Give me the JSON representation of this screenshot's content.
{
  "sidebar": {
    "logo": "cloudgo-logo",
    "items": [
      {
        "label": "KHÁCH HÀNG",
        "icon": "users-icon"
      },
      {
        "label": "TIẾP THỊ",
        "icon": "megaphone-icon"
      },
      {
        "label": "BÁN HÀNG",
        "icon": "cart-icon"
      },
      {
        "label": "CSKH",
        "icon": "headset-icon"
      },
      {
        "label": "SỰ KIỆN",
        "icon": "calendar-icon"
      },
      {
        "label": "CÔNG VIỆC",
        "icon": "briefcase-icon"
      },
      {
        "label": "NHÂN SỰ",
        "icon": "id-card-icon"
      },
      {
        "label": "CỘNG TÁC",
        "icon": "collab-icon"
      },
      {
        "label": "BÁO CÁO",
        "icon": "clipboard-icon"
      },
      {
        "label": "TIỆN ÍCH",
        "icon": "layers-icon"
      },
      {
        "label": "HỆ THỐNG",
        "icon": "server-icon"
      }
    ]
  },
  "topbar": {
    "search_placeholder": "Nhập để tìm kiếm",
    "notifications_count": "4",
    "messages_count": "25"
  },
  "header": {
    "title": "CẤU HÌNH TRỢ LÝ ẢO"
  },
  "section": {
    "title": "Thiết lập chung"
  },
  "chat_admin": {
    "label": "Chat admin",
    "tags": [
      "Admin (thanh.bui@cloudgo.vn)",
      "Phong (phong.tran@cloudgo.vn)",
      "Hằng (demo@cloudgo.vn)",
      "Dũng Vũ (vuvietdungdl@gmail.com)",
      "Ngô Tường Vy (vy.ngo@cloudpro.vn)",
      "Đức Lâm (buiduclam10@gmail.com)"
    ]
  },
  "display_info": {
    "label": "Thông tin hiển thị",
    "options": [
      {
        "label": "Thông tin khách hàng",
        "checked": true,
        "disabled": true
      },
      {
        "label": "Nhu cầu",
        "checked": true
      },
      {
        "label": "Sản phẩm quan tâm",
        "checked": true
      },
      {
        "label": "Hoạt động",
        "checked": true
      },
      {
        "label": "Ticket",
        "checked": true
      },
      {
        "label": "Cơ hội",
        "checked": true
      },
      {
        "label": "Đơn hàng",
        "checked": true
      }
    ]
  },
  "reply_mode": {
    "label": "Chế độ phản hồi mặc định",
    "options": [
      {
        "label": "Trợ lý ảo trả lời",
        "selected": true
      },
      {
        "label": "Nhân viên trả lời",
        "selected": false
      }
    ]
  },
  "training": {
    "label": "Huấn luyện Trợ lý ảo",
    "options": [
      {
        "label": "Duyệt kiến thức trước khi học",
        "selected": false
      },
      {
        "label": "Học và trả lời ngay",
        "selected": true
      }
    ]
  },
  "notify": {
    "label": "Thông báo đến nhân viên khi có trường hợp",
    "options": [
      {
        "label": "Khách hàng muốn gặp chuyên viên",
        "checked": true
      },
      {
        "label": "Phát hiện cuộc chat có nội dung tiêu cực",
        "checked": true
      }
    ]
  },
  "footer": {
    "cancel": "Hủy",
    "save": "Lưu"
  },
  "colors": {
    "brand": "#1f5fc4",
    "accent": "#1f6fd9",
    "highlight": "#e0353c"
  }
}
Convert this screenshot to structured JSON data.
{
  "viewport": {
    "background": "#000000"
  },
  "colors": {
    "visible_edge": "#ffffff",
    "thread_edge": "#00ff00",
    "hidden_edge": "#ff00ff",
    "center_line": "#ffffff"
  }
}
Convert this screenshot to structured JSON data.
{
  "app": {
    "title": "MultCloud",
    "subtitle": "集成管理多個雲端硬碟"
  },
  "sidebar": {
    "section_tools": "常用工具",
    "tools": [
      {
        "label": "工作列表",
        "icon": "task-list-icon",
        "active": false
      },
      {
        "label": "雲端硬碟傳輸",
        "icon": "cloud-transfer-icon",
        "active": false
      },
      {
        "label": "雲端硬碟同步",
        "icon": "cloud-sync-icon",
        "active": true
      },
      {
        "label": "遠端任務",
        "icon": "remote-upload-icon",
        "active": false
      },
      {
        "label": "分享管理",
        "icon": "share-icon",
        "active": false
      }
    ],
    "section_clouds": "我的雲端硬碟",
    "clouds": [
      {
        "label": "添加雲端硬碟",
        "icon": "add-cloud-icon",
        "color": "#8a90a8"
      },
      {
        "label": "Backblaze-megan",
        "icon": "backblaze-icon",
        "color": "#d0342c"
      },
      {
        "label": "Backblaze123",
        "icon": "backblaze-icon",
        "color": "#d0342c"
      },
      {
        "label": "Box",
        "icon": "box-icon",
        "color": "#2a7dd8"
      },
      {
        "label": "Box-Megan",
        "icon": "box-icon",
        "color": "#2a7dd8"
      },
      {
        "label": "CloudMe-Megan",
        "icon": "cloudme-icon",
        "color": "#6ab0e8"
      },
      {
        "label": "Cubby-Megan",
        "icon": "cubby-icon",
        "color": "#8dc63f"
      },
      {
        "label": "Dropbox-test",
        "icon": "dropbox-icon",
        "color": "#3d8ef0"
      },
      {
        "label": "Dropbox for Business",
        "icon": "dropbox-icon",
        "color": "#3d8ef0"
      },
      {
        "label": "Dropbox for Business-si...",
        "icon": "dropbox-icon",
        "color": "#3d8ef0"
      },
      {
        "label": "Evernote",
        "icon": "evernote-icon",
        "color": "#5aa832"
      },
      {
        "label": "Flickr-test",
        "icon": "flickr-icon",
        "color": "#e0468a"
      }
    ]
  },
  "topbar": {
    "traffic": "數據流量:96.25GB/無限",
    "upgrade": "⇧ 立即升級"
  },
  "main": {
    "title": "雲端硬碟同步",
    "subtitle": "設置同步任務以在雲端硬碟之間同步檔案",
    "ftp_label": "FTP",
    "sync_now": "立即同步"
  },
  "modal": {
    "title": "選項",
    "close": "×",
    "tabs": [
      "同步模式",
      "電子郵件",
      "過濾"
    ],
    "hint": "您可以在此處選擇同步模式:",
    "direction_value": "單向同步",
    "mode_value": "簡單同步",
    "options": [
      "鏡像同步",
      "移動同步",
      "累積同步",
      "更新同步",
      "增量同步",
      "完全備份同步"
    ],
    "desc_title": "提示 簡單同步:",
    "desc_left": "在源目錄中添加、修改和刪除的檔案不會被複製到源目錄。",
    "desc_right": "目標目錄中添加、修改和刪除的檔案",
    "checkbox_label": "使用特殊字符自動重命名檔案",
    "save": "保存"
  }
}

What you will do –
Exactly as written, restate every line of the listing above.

Response for this exercise –
Give me the JSON representation of this screenshot's content.
{
  "sidebar": {
    "logo": "cloudgo-logo",
    "items": [
      {
        "label": "KHÁCH HÀNG",
        "icon": "users-icon"
      },
      {
        "label": "TIẾP THỊ",
        "icon": "megaphone-icon"
      },
      {
        "label": "BÁN HÀNG",
        "icon": "cart-icon"
      },
      {
        "label": "CSKH",
        "icon": "headset-icon"
      },
      {
        "label": "SỰ KIỆN",
        "icon": "calendar-icon"
      },
      {
        "label": "CÔNG VIỆC",
        "icon": "briefcase-icon"
      },
      {
        "label": "NHÂN SỰ",
        "icon": "id-card-icon"
      },
      {
        "label": "CỘNG TÁC",
        "icon": "collab-icon"
      },
      {
        "label": "BÁO CÁO",
        "icon": "clipboard-icon"
      },
      {
        "label": "TIỆN ÍCH",
        "icon": "layers-icon"
      },
      {
        "label": "HỆ THỐNG",
        "icon": "server-icon"
      }
    ]
  },
  "topbar": {
    "search_placeholder": "Nhập để tìm kiếm",
    "notifications_count": "4",
    "messages_count": "25"
  },
  "header": {
    "title": "CẤU HÌNH TRỢ LÝ ẢO"
  },
  "section": {
    "title": "Thiết lập chung"
  },
  "chat_admin": {
    "label": "Chat admin",
    "tags": [
      "Admin (thanh.bui@cloudgo.vn)",
      "Phong (phong.tran@cloudgo.vn)",
      "Hằng (demo@cloudgo.vn)",
      "Dũng Vũ (vuvietdungdl@gmail.com)",
      "Ngô Tường Vy (vy.ngo@cloudpro.vn)",
      "Đức Lâm (buiduclam10@gmail.com)"
    ]
  },
  "display_info": {
    "label": "Thông tin hiển thị",
    "options": [
      {
        "label": "Thông tin khách hàng",
        "checked": true,
        "disabled": true
      },
      {
        "label": "Nhu cầu",
        "checked": true
      },
      {
        "label": "Sản phẩm quan tâm",
        "checked": true
      },
      {
        "label": "Hoạt động",
        "checked": true
      },
      {
        "label": "Ticket",
        "checked": true
      },
      {
        "label": "Cơ hội",
        "checked": true
      },
      {
        "label": "Đơn hàng",
        "checked": true
      }
    ]
  },
  "reply_mode": {
    "label": "Chế độ phản hồi mặc định",
    "options": [
      {
        "label": "Trợ lý ảo trả lời",
        "selected": true
      },
      {
        "label": "Nhân viên trả lời",
        "selected": false
      }
    ]
  },
  "training": {
    "label": "Huấn luyện Trợ lý ảo",
    "options": [
      {
        "label": "Duyệt kiến thức trước khi học",
        "selected": false
      },
      {
        "label": "Học và trả lời ngay",
        "selected": true
      }
    ]
  },
  "notify": {
    "label": "Thông báo đến nhân viên khi có trường hợp",
    "options": [
      {
        "label": "Khách hàng muốn gặp chuyên viên",
        "checked": true
      },
      {
        "label": "Phát hiện cuộc chat có nội dung tiêu cực",
        "checked": true
      }
    ]
  },
  "footer": {
    "cancel": "Hủy",
    "save": "Lưu"
  },
  "colors": {
    "brand": "#1f5fc4",
    "accent": "#1f6fd9",
    "highlight": "#e0353c"
  }
}
Convert this screenshot to structured JSON data.
{
  "viewport": {
    "background": "#000000"
  },
  "colors": {
    "visible_edge": "#ffffff",
    "thread_edge": "#00ff00",
    "hidden_edge": "#ff00ff",
    "center_line": "#ffffff"
  }
}
Convert this screenshot to structured JSON data.
{
  "app": {
    "title": "MultCloud",
    "subtitle": "集成管理多個雲端硬碟"
  },
  "sidebar": {
    "section_tools": "常用工具",
    "tools": [
      {
        "label": "工作列表",
        "icon": "task-list-icon",
        "active": false
      },
      {
        "label": "雲端硬碟傳輸",
        "icon": "cloud-transfer-icon",
        "active": false
      },
      {
        "label": "雲端硬碟同步",
        "icon": "cloud-sync-icon",
        "active": true
      },
      {
        "label": "遠端任務",
        "icon": "remote-upload-icon",
        "active": false
      },
      {
        "label": "分享管理",
        "icon": "share-icon",
        "active": false
      }
    ],
    "section_clouds": "我的雲端硬碟",
    "clouds": [
      {
        "label": "添加雲端硬碟",
        "icon": "add-cloud-icon",
        "color": "#8a90a8"
      },
      {
        "label": "Backblaze-megan",
        "icon": "backblaze-icon",
        "color": "#d0342c"
      },
      {
        "label": "Backblaze123",
        "icon": "backblaze-icon",
        "color": "#d0342c"
      },
      {
        "label": "Box",
        "icon": "box-icon",
        "color": "#2a7dd8"
      },
      {
        "label": "Box-Megan",
        "icon": "box-icon",
        "color": "#2a7dd8"
      },
      {
        "label": "CloudMe-Megan",
        "icon": "cloudme-icon",
        "color": "#6ab0e8"
      },
      {
        "label": "Cubby-Megan",
        "icon": "cubby-icon",
        "color": "#8dc63f"
      },
      {
        "label": "Dropbox-test",
        "icon": "dropbox-icon",
        "color": "#3d8ef0"
      },
      {
        "label": "Dropbox for Business",
        "icon": "dropbox-icon",
        "color": "#3d8ef0"
      },
      {
        "label": "Dropbox for Business-si...",
        "icon": "dropbox-icon",
        "color": "#3d8ef0"
      },
      {
        "label": "Evernote",
        "icon": "evernote-icon",
        "color": "#5aa832"
      },
      {
        "label": "Flickr-test",
        "icon": "flickr-icon",
        "color": "#e0468a"
      }
    ]
  },
  "topbar": {
    "traffic": "數據流量:96.25GB/無限",
    "upgrade": "⇧ 立即升級"
  },
  "main": {
    "title": "雲端硬碟同步",
    "subtitle": "設置同步任務以在雲端硬碟之間同步檔案",
    "ftp_label": "FTP",
    "sync_now": "立即同步"
  },
  "modal": {
    "title": "選項",
    "close": "×",
    "tabs": [
      "同步模式",
      "電子郵件",
      "過濾"
    ],
    "hint": "您可以在此處選擇同步模式:",
    "direction_value": "單向同步",
    "mode_value": "簡單同步",
    "options": [
      "鏡像同步",
      "移動同步",
      "累積同步",
      "更新同步",
      "增量同步",
      "完全備份同步"
    ],
    "desc_title": "提示 簡單同步:",
    "desc_left": "在源目錄中添加、修改和刪除的檔案不會被複製到源目錄。",
    "desc_right": "目標目錄中添加、修改和刪除的檔案",
    "checkbox_label": "使用特殊字符自動重命名檔案",
    "save": "保存"
  }
}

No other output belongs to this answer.